**Description of the task:** Every line of the entries below that carries the string "elements" should be copied.

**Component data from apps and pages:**

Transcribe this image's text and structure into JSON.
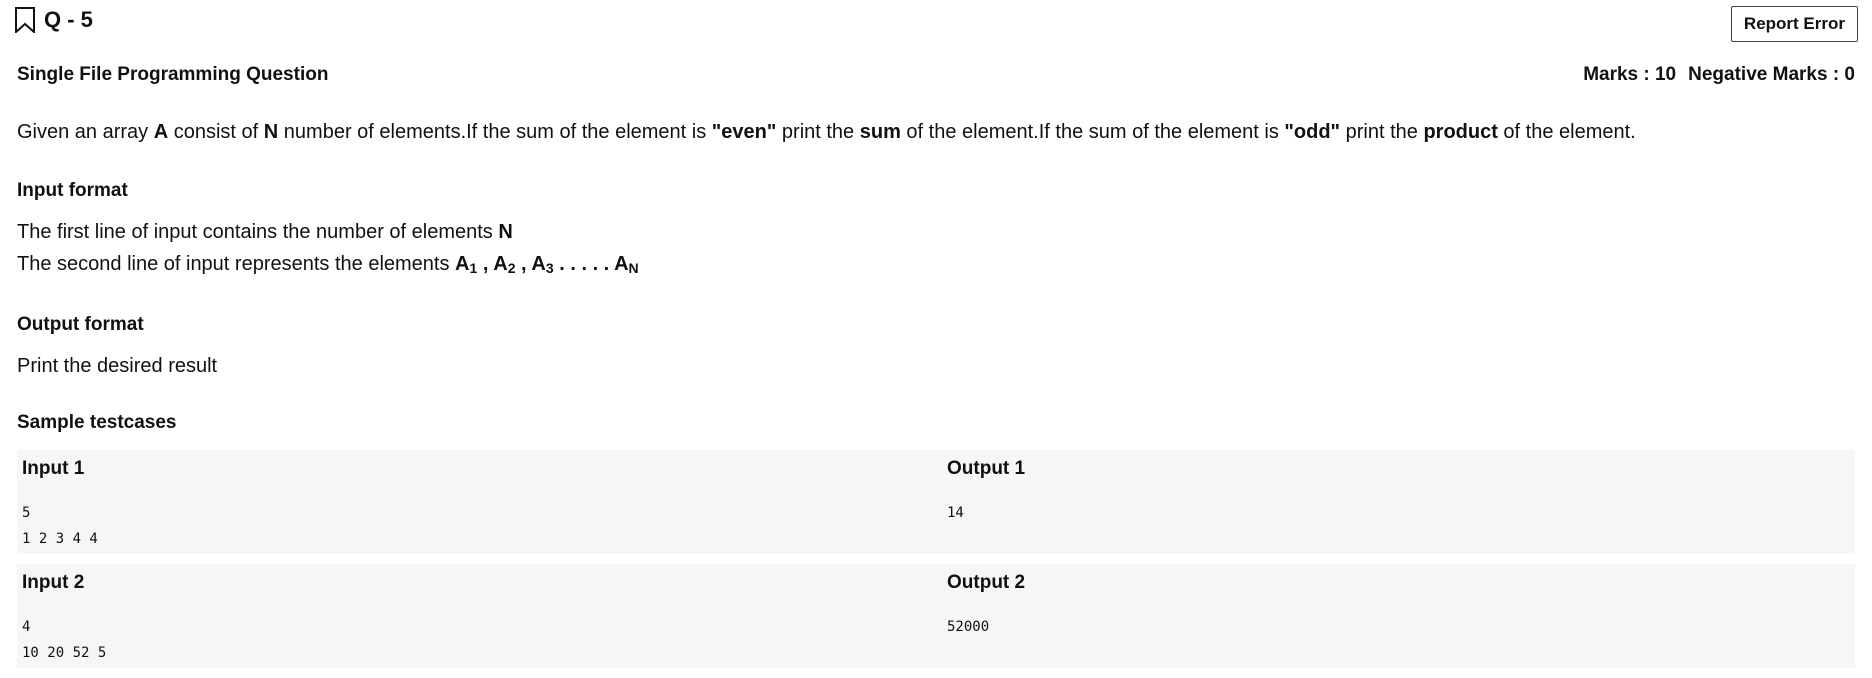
{
  "header": {
    "question_label": "Q - 5",
    "report_button": "Report Error",
    "icons": {
      "bookmark": "bookmark-outline-icon"
    }
  },
  "meta": {
    "question_type": "Single File Programming Question",
    "marks": "Marks : 10",
    "negative_marks": "Negative Marks : 0"
  },
  "problem": {
    "p1": "Given an array ",
    "b1": "A",
    "p2": " consist of ",
    "b2": "N",
    "p3": " number of elements.If the sum of the element is ",
    "b3": "\"even\"",
    "p4": " print the ",
    "b4": "sum",
    "p5": " of the element.If the sum of the element is ",
    "b5": "\"odd\"",
    "p6": " print the ",
    "b6": "product",
    "p7": " of the element."
  },
  "input_format": {
    "heading": "Input format",
    "line1_text": "The first line of input contains the number of elements ",
    "line1_bold": "N",
    "line2_text": "The second line of input represents the elements ",
    "a1": "A",
    "s1": "1",
    "sep1": " , ",
    "a2": "A",
    "s2": "2",
    "sep2": " , ",
    "a3": "A",
    "s3": "3",
    "dots": " . . . . . ",
    "an": "A",
    "sn": "N"
  },
  "output_format": {
    "heading": "Output format",
    "text": "Print the desired result"
  },
  "samples": {
    "heading": "Sample testcases",
    "cases": [
      {
        "input_label": "Input 1",
        "input": "5\n1 2 3 4 4",
        "output_label": "Output 1",
        "output": "14"
      },
      {
        "input_label": "Input 2",
        "input": "4\n10 20 52 5",
        "output_label": "Output 2",
        "output": "52000"
      }
    ]
  }
}
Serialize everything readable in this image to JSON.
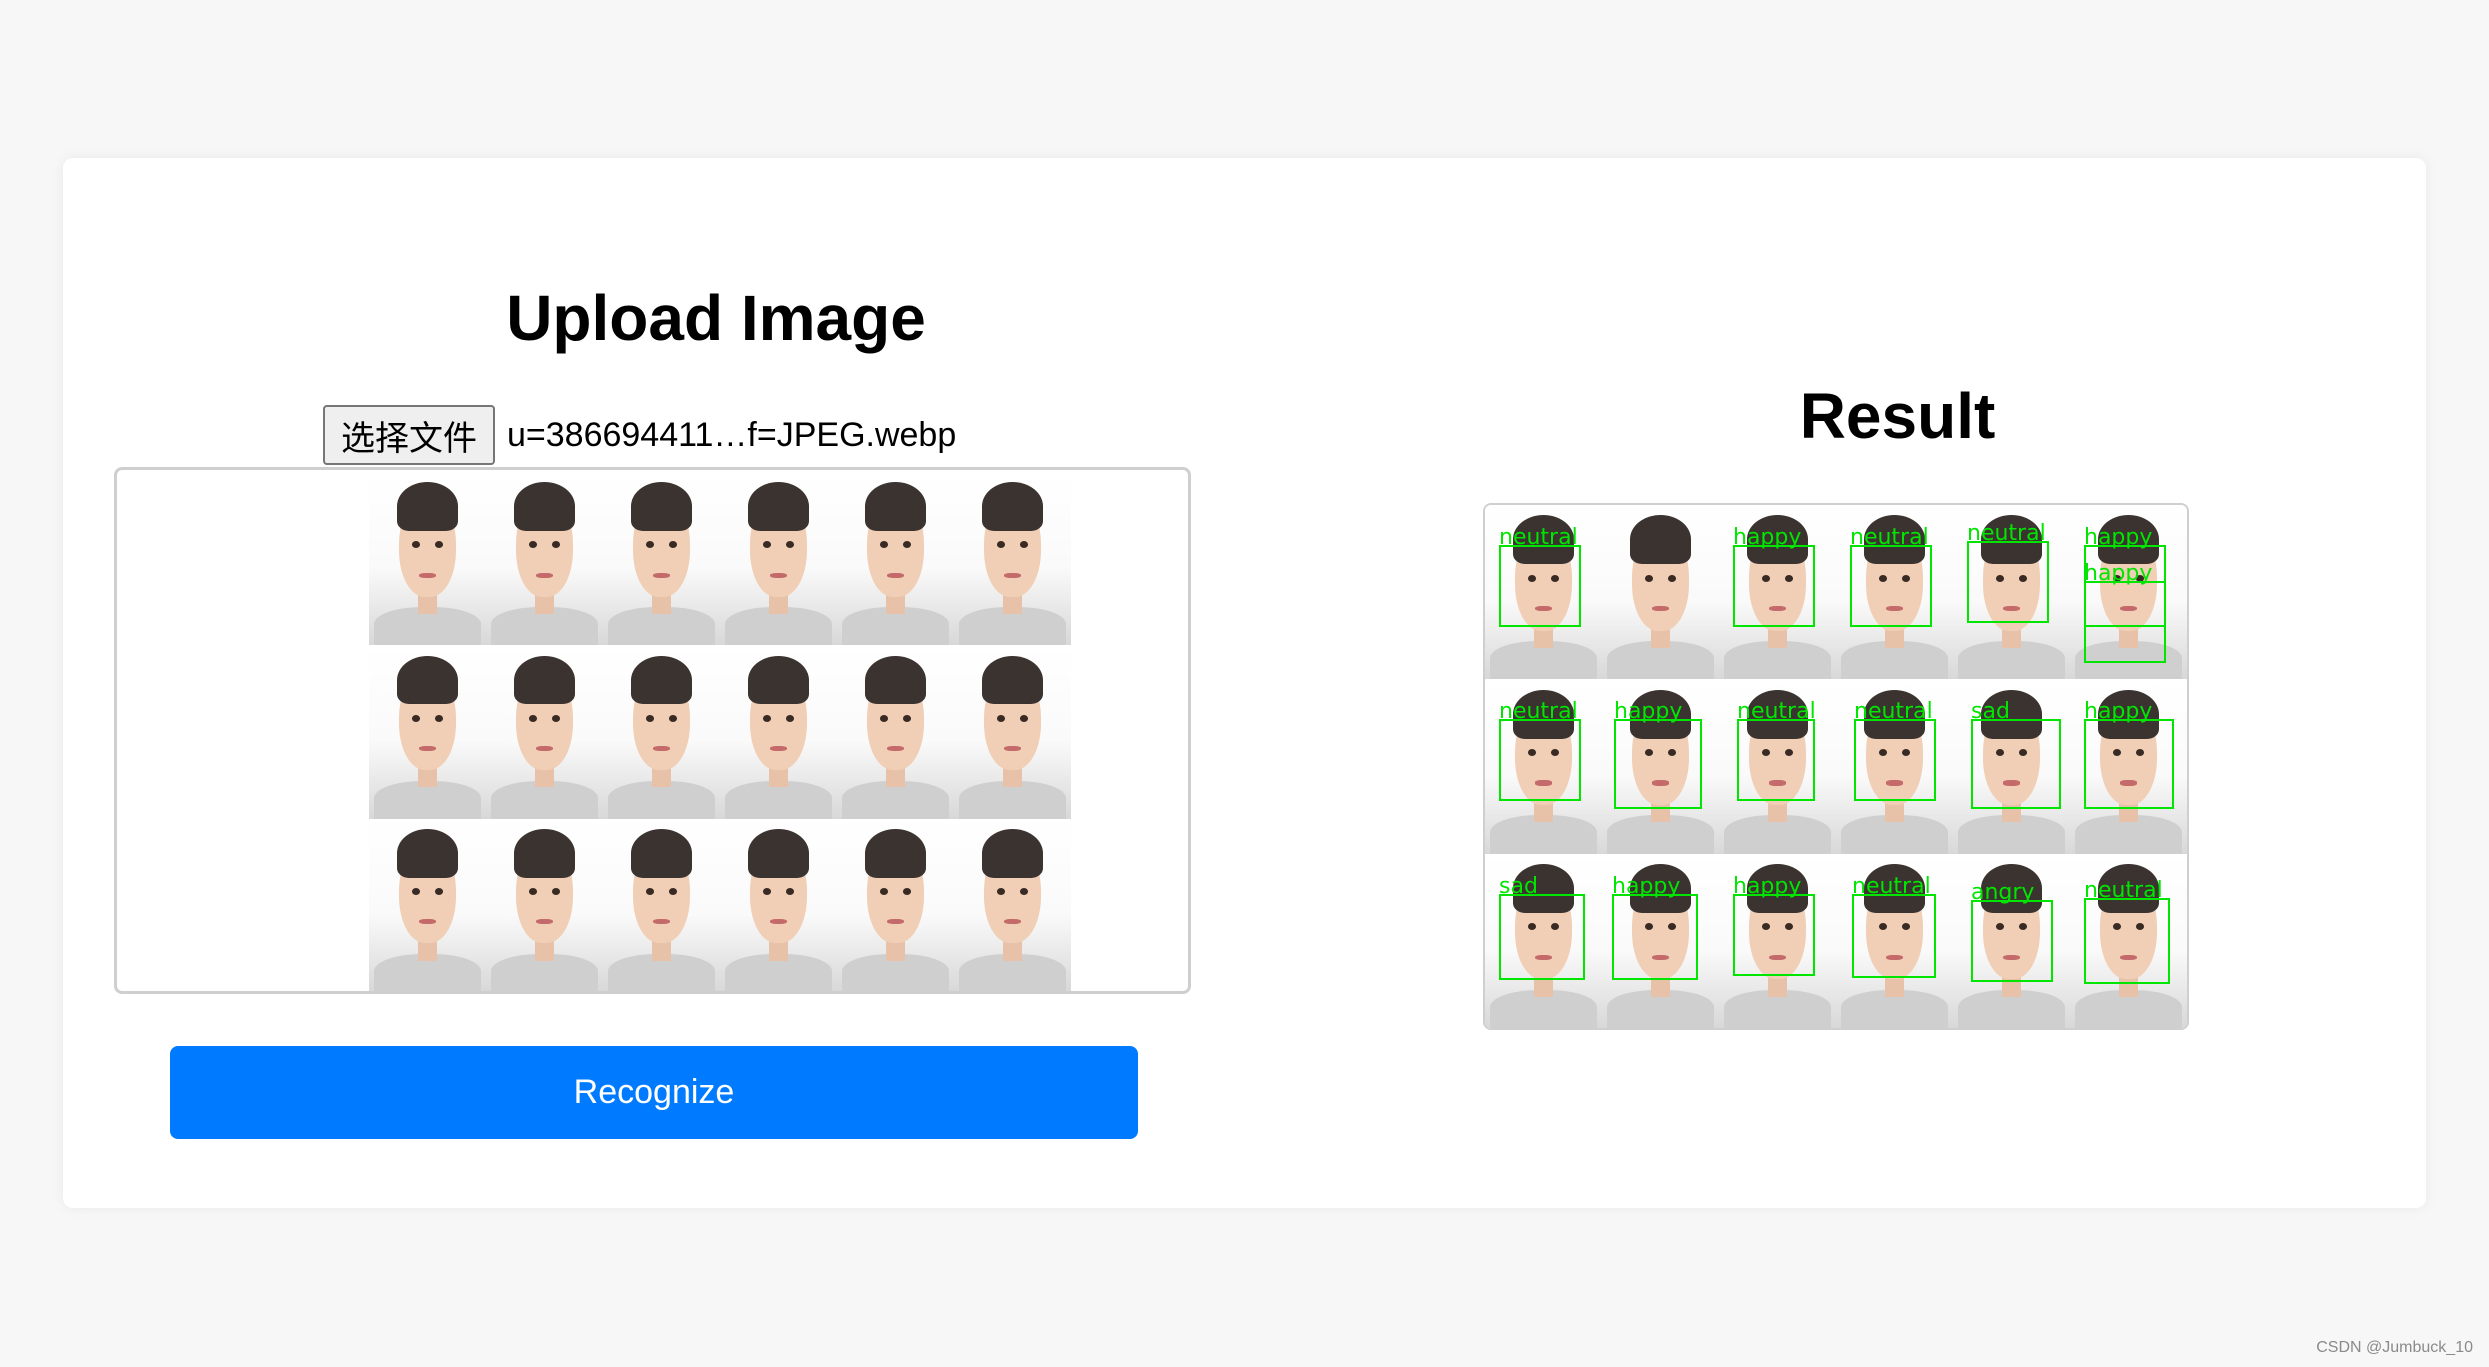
{
  "upload": {
    "title": "Upload Image",
    "choose_file_label": "选择文件",
    "file_name": "u=386694411…f=JPEG.webp"
  },
  "result": {
    "title": "Result",
    "detections": [
      {
        "cell": 0,
        "label": "neutral"
      },
      {
        "cell": 2,
        "label": "happy"
      },
      {
        "cell": 3,
        "label": "neutral"
      },
      {
        "cell": 4,
        "label": "neutral"
      },
      {
        "cell": 5,
        "label": "happy"
      },
      {
        "cell": 5,
        "label": "happy"
      },
      {
        "cell": 6,
        "label": "neutral"
      },
      {
        "cell": 7,
        "label": "happy"
      },
      {
        "cell": 8,
        "label": "neutral"
      },
      {
        "cell": 9,
        "label": "neutral"
      },
      {
        "cell": 10,
        "label": "sad"
      },
      {
        "cell": 11,
        "label": "happy"
      },
      {
        "cell": 12,
        "label": "sad"
      },
      {
        "cell": 13,
        "label": "happy"
      },
      {
        "cell": 14,
        "label": "happy"
      },
      {
        "cell": 15,
        "label": "neutral"
      },
      {
        "cell": 16,
        "label": "angry"
      },
      {
        "cell": 17,
        "label": "neutral"
      }
    ]
  },
  "actions": {
    "recognize_label": "Recognize"
  },
  "watermark": "CSDN @Jumbuck_10",
  "colors": {
    "accent": "#007bff",
    "detection": "#00e600",
    "background": "#f7f7f7"
  }
}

**Response:**
    "p3": " number of elements.If the sum of the element is ",
    "line1_text": "The first line of input contains the number of elements ",
    "line2_text": "The second line of input represents the elements ",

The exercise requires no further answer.